A study by MIT professor Carlo Ratti, of MIT’s Department of Urban Studies and Planning, confirms that even in an Internet age, most communications occur within 100 miles of where people live.
The data for the United Kingdom shows that only about 9.5 percent of communications cross a line about 100 miles north of London.
In Italy, only 7.8 percent of communications cross a line roughly along the northern border of the Emilio-Romagna region, above which lie the industrial and commercial metropolises of Milan and Turin.
In the past, when voice was the only form of telecommunications, most calling likewise was local and regional.
An analysis by the Federal Communications Commission, for example, looking at U.S. residential long distance calling from 1995 through 2002, showed a stable calling pattern where about 60 percent of long distance calling was intrastate, while 39 percent was interstate and international, combined.
But the key finding was the calling distance. The distance traveled by a typical call remained short, even long distance calls, and even within a continent-sized country.
Looking at all calls from 1999 to 2002, about half of all calls connect parties within 60 miles of each other and around 17 percent of toll calls are to parties only 10 to 20 miles distant.
About five percent of all residential calls terminated within 10 miles. Some 18 percent terminated more than 10 but less than 20 miles away.
About 13 percent of calls were placed to locations greater than 20 but less than 30 miles distant.
In other words, 36 percent of calls were to locations no more than 30 miles away.
And 61 percent of calls were to locations no more than 100 miles distant. Less than 19 percent of all calls were to locations 1,000 miles or more away.

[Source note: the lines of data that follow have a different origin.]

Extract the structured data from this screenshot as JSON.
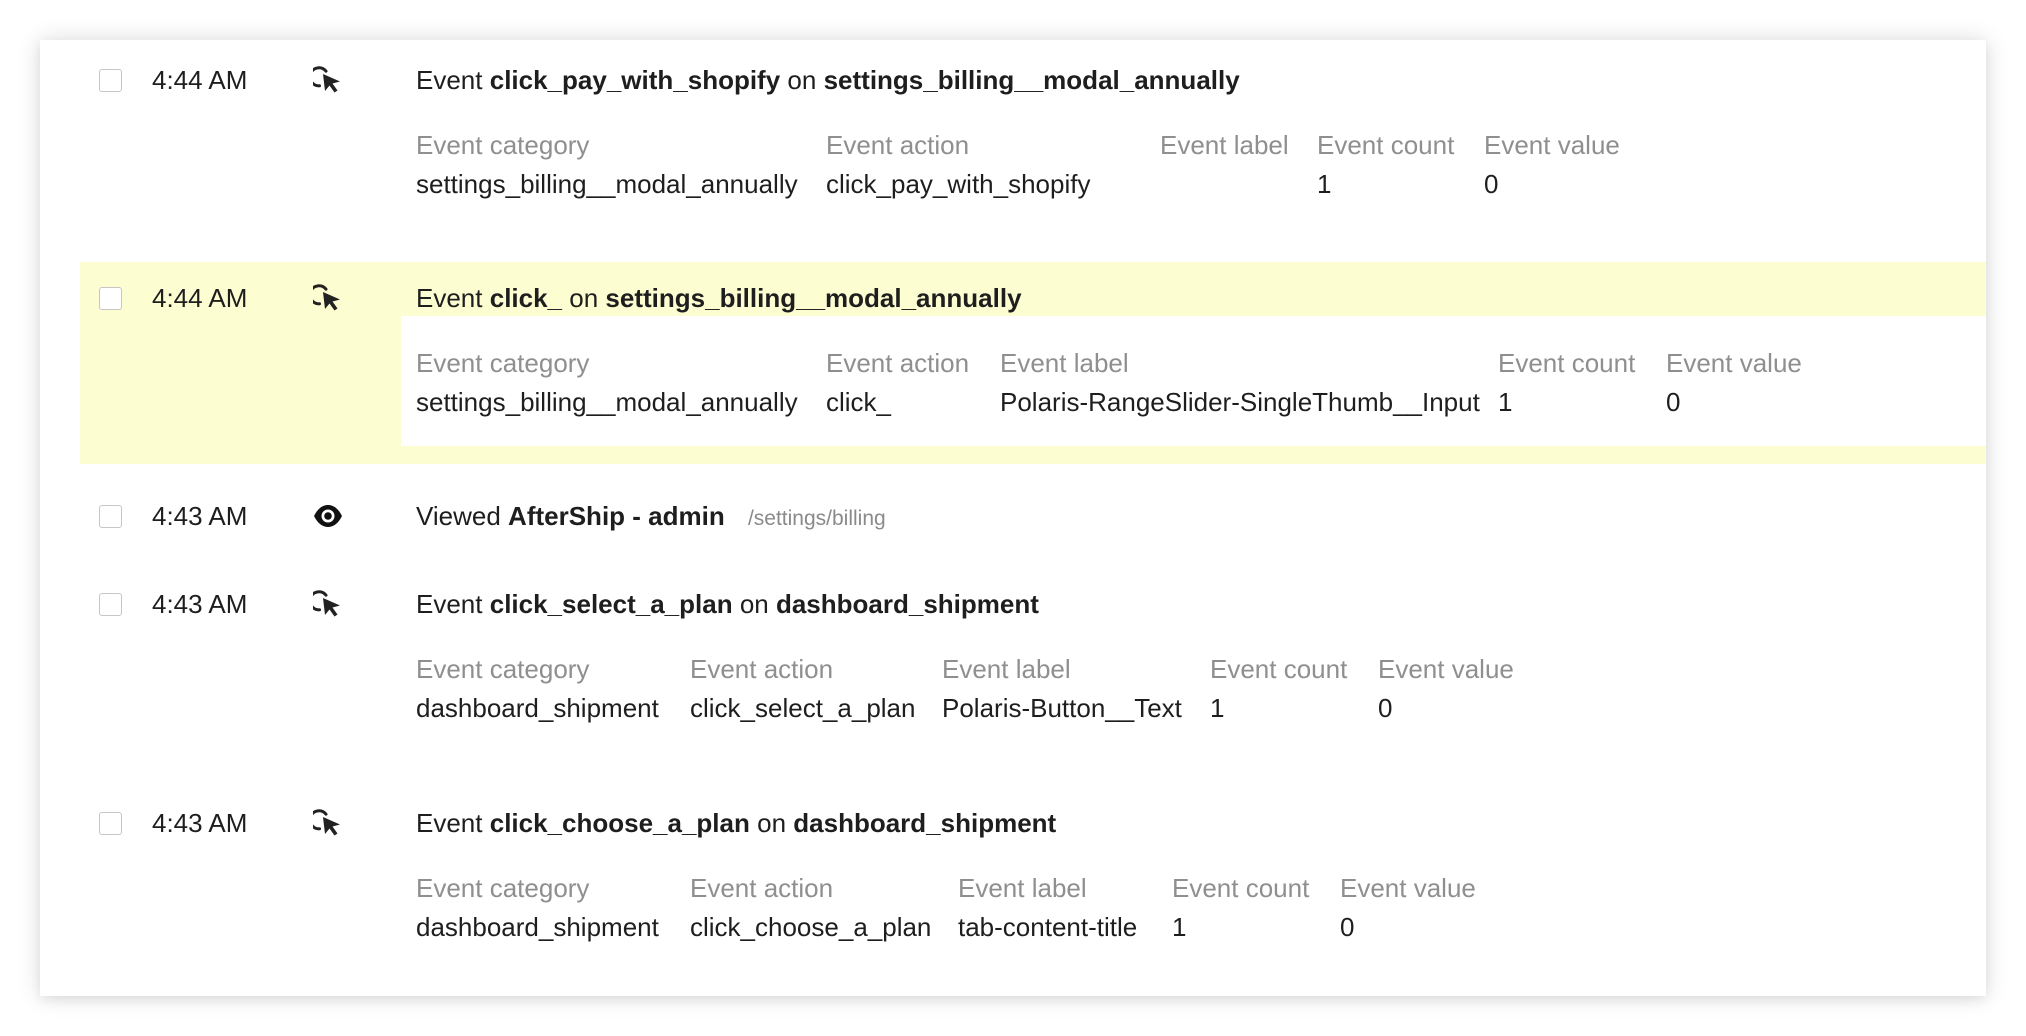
{
  "field_labels": {
    "category": "Event category",
    "action": "Event action",
    "label": "Event label",
    "count": "Event count",
    "value": "Event value"
  },
  "word_event": "Event",
  "word_on": "on",
  "word_viewed": "Viewed",
  "events": [
    {
      "time": "4:44 AM",
      "icon": "cursor-click-icon",
      "action": "click_pay_with_shopify",
      "target": "settings_billing__modal_annually",
      "category": "settings_billing__modal_annually",
      "label": "",
      "count": "1",
      "value": "0",
      "highlighted": false
    },
    {
      "time": "4:44 AM",
      "icon": "cursor-click-icon",
      "action": "click_",
      "target": "settings_billing__modal_annually",
      "category": "settings_billing__modal_annually",
      "label": "Polaris-RangeSlider-SingleThumb__Input",
      "count": "1",
      "value": "0",
      "highlighted": true,
      "highlight_color": "#fdfdd2"
    },
    {
      "time": "4:43 AM",
      "icon": "eye-icon",
      "page": "AfterShip - admin",
      "path": "/settings/billing"
    },
    {
      "time": "4:43 AM",
      "icon": "cursor-click-icon",
      "action": "click_select_a_plan",
      "target": "dashboard_shipment",
      "category": "dashboard_shipment",
      "label": "Polaris-Button__Text",
      "count": "1",
      "value": "0",
      "highlighted": false
    },
    {
      "time": "4:43 AM",
      "icon": "cursor-click-icon",
      "action": "click_choose_a_plan",
      "target": "dashboard_shipment",
      "category": "dashboard_shipment",
      "label": "tab-content-title",
      "count": "1",
      "value": "0",
      "highlighted": false
    }
  ]
}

The notion of the "local access and transport area" (LATA) illustrates the concept. When the old AT&T system was broken up in 1984, 163 LATAs were created across the United States, each representing an average of 500,000 people, but in practice ranging from 10,000 to 10 million people.
Most LATAs were contained within a single state, but sometimes a LATA spanned two states. The point is that intra-LATA calling is a proxy for distance. Intra-LATA calls travel the shortest distances.

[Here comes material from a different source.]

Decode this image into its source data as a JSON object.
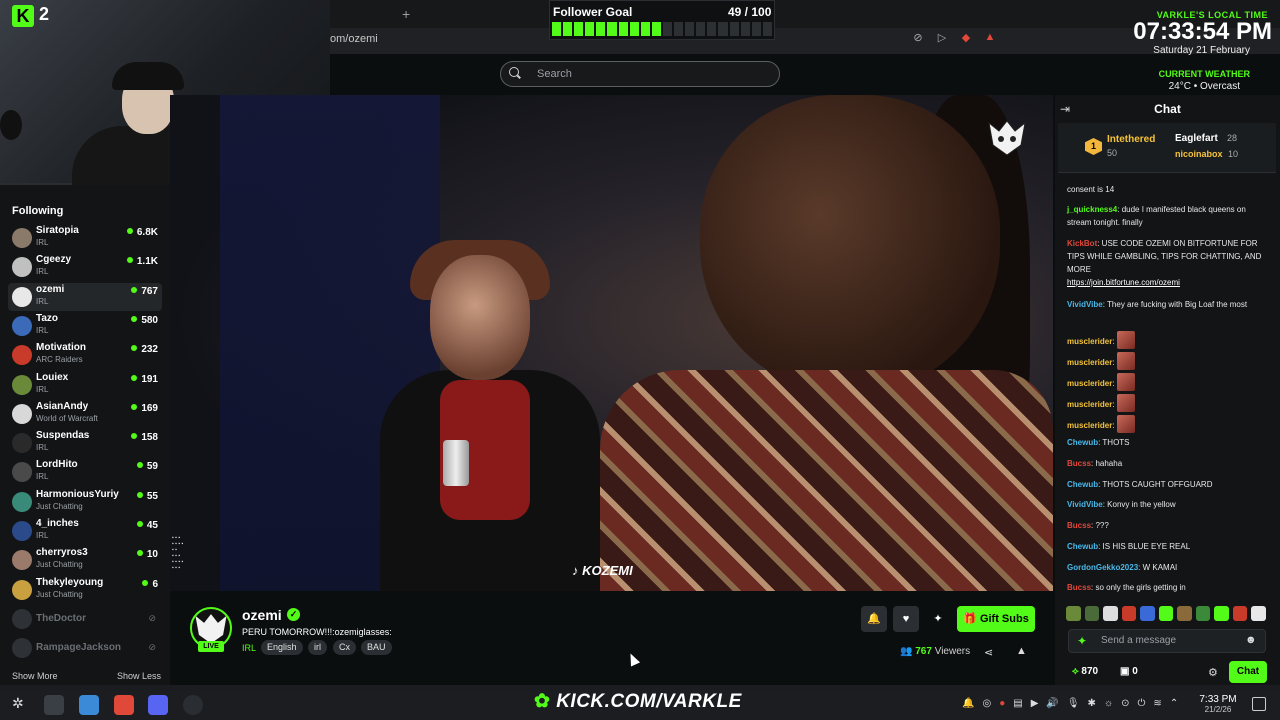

Typically, inter-LATA calls within the same state traveled further, while the greatest distances were typical of inter-LATA calls between states (or internationally).
In 2002, for example, about 44 percent of calls were placed intra-LATA and intra-state (within the same local calling area and within the same state).
About 17 percent of calls left one LATA, but were terminated within another LATA within the same state.
About 34 percent of calls were to another state. Only about one percent of calls were placed to international destinations.
Then, as now, most communications take place between people not too far distant, a likely reflection of the fact that most economic, social and other activity takes place locally or regionally.